The karate chop is one of the more iconic motions in the art of karate, and many other Asian martial arts. The image of a karate master chopping a bad guy on the neck to make him collapse is a part of popular culture. However, what that chop actually does when it hits the side of the neck is more complex than the movies imply.
A karate chop is a hand strike where the karateka hits a target with the side of his hand, between the top of the wrist and the bottom of the pinkie. This is generally called a sword hand or knife hand by practitioners of the art. A karate chop serves two purposes as compared to a punch. It strikes with a thick chunk of muscle, rather than bone -- meaning it's less likely to harm the person doing the hitting. It also strikes with a smaller surface area, meaning more force gets imparted to the side of the neck when it lands.

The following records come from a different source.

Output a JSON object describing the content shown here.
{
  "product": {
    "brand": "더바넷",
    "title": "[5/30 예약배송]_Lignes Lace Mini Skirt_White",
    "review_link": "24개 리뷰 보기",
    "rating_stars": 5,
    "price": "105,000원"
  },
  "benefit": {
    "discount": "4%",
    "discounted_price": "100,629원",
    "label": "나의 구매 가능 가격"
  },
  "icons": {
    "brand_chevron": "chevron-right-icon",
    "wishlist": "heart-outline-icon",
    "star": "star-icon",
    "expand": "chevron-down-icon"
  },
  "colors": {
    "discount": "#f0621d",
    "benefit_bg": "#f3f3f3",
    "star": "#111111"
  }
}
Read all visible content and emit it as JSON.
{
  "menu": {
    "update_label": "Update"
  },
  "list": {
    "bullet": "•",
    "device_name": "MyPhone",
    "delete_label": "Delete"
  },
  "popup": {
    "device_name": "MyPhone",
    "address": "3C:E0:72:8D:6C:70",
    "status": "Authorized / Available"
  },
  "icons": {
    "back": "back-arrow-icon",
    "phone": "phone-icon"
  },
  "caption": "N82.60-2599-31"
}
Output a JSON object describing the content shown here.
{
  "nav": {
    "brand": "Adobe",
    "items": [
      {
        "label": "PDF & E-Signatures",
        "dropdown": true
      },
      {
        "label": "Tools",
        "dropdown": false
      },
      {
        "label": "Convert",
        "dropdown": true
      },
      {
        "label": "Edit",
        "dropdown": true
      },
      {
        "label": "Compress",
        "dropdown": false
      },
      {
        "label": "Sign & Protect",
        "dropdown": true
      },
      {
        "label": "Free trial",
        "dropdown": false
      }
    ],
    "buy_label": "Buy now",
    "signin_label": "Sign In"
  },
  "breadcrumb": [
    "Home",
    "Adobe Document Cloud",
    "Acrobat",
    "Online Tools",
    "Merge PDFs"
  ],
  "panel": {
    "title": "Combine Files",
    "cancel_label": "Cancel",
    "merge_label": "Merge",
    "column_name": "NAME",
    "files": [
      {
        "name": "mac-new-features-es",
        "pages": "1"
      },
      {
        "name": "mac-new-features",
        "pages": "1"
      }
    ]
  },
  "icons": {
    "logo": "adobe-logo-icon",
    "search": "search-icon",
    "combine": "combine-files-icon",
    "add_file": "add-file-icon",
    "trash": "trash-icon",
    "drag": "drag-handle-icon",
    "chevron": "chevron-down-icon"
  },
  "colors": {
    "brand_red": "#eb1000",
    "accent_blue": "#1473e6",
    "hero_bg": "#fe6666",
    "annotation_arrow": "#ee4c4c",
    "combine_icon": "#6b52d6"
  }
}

The neck is an important part of your body. Like other important points, most famously your groin, it contains a disproportionate number of sensitive nerve endings. This means if you get hit on the side of the neck, it hurts much more than getting hit in the arm or chest. This pain can be enough to overwhelm somebody, especially if hit by surprise. Although the pain alone is unlikely to "take him out," it's very likely to cause a second of hesitation.
The vagus nerve is your longer cranial nerve and is responsible for carrying much of the information between your brain and body. It runs along the side of the neck. A sufficiently hard and precise chop to the area around the vagus nerve can cause disorientation, dizziness and even unconsciousness. For best effect against the vagus nerve, a chop must slice along the neck so it peels away the layer of protective muscle before hitting the vagus directly.
Along the front section of the side of a neck, you will find the carotid artery, the vessel most responsible for bringing blood to the brain. A chop there can momentarily interrupt blood flow, much like squeezing the sides of a garden hose for a moment. Since your brain relies on blood flow to operate, this interruption has many of the same effects as a hit to the vagus nerve: disorientation, dizziness and brief loss of consciousness.
An effective chop to the side of the neck is serious business. It's not likely to make your opponent crumple like in the movies, but you can use it to create a few moments of disorientation and inaction, during which you can flee the scene, or attack further to finish the confrontation. This is not something you should do to friends.